From the late 15th century until the end of the 18th century during the American colonial era, lobster was viewed as “trash food” and considered an option solely for servants, prisoners, and poor families who couldn’t afford anything else. Indigenous tribes living near the coast used lobster as fertilizer or fish bait instead of consuming it.
Kentucky politician of the 19th century, John Rowan, once said, “Lobster shells in a house are considered signs of poverty and degradation.” It was common for people to bury lobster shells in their backyard to avoid their neighbors seeing them.
In the early 19th century, people paid 53 cents per pound for baked beans in Boston and only 11 cents per pound for lobster. It was also used as cat food.
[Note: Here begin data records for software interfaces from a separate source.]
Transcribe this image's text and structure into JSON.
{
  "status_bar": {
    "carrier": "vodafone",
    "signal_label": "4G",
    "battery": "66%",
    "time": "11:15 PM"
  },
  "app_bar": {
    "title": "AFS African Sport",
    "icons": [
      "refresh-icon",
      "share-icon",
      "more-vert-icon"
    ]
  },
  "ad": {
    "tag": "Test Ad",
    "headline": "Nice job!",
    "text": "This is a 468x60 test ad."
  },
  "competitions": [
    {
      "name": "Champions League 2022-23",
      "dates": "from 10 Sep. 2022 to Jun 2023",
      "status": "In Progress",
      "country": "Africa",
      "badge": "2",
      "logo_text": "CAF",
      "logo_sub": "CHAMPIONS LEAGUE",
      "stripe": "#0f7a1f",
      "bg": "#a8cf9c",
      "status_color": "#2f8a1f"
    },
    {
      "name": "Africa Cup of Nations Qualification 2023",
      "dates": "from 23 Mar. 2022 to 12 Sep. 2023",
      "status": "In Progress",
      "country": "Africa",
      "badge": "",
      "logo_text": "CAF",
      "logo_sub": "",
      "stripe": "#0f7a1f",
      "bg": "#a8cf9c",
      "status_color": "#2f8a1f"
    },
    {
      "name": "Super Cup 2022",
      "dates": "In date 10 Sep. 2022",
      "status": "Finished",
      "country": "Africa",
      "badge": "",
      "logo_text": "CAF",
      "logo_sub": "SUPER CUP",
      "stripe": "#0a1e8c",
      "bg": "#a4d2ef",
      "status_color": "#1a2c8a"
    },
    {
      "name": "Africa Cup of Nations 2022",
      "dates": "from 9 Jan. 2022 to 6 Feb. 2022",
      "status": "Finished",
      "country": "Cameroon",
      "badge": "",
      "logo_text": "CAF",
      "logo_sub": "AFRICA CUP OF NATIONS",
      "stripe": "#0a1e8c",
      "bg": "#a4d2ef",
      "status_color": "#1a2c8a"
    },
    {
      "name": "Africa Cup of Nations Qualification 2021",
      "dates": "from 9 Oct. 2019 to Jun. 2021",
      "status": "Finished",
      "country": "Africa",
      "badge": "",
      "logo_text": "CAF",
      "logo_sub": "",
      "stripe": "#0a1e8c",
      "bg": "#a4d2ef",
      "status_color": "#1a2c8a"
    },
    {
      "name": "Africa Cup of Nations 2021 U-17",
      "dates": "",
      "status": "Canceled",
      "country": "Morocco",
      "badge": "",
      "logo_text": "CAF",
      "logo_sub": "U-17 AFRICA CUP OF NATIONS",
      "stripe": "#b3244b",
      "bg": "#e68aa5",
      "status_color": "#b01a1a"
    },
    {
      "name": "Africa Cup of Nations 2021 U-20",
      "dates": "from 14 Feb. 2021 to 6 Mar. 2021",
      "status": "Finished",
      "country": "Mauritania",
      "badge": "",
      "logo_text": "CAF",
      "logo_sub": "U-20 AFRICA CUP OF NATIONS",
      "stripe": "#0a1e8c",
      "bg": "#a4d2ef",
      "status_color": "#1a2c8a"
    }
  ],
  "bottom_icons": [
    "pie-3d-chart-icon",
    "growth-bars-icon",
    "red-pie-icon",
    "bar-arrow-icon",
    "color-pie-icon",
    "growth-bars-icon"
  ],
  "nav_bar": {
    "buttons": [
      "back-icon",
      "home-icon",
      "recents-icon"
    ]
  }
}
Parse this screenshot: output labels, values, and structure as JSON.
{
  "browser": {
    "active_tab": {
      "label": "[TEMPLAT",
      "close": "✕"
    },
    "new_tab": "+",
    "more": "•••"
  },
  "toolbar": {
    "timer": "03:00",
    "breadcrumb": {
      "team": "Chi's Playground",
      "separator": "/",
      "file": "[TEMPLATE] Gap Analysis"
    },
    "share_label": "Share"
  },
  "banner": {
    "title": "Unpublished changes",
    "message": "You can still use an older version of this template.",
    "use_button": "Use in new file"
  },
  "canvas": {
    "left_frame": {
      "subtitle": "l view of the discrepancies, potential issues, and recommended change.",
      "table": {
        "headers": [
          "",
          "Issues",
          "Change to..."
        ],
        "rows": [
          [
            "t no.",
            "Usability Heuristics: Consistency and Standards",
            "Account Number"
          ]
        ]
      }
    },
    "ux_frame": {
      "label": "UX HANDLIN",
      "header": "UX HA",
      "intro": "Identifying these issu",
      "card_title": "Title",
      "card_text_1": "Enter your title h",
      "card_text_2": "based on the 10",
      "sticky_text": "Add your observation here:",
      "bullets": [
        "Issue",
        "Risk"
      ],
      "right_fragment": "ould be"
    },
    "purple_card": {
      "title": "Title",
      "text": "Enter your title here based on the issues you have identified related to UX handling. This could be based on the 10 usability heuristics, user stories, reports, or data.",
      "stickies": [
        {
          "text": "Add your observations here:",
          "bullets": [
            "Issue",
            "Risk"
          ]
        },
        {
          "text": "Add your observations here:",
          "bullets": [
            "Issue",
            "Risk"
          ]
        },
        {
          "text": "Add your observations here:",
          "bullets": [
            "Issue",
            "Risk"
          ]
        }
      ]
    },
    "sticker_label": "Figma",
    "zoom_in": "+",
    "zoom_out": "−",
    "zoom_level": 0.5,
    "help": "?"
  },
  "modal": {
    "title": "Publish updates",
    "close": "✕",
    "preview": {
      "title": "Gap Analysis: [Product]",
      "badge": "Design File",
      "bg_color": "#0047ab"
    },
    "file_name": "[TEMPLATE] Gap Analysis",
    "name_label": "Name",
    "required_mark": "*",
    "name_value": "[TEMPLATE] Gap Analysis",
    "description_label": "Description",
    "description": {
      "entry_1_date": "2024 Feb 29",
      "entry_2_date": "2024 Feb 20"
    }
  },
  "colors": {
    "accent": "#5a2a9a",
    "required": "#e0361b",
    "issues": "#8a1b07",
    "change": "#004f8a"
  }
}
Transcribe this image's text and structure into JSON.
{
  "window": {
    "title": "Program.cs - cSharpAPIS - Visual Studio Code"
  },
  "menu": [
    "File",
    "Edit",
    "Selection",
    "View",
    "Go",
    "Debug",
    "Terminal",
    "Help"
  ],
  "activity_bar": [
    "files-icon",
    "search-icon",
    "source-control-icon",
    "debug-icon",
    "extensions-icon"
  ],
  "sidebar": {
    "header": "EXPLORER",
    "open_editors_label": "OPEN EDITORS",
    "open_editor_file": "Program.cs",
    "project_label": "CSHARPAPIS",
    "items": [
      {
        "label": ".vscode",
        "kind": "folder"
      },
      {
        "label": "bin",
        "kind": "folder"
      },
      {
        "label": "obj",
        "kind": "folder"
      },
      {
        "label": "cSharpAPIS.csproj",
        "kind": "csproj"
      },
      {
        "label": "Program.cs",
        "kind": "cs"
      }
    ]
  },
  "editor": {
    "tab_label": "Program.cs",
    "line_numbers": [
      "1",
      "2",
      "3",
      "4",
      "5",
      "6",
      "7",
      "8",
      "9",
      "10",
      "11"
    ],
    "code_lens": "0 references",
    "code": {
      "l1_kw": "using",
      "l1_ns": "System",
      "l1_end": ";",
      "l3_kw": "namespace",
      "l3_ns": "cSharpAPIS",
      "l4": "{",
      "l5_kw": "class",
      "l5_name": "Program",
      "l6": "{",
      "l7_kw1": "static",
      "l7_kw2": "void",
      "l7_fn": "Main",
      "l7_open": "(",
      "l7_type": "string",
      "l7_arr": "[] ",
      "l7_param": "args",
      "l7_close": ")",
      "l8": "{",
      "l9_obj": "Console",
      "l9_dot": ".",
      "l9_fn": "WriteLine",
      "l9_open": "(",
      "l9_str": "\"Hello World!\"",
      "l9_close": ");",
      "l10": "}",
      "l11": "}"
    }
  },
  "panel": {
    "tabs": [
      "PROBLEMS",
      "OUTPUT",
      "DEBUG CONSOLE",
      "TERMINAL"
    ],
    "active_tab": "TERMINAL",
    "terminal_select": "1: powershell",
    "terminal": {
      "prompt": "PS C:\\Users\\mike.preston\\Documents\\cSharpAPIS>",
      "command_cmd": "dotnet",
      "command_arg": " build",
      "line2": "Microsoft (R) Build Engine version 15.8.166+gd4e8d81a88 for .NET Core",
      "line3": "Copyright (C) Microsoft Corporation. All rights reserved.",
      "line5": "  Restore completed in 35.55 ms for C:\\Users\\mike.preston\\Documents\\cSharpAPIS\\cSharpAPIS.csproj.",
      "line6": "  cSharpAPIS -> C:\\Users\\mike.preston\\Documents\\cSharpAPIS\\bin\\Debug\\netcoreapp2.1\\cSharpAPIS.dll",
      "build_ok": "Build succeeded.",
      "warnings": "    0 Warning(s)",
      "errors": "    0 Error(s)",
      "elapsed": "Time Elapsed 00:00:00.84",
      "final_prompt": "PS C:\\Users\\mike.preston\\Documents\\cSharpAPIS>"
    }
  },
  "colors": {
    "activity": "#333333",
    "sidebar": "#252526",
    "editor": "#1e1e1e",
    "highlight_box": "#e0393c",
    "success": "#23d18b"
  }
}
By the late 19th century, as a result of expanding railroads across the country, railroad companies decided to serve lobster because it was cheap, abundant, and largely unknown to passengers who found it delicious. Demand was increasing. The canned lobster meat was also being sold throughout the nation. The lobster was gaining popularity among Americans.
In the 1920s, there were fewer lobsters, but demand was on the rise. By the 1950s, lobster had consolidated its status as a delicacy and delighted the palates of movie stars, celebrities, and millionaires. No one ever worried about hiding the shells again.
By: Jose Eliseo Guzman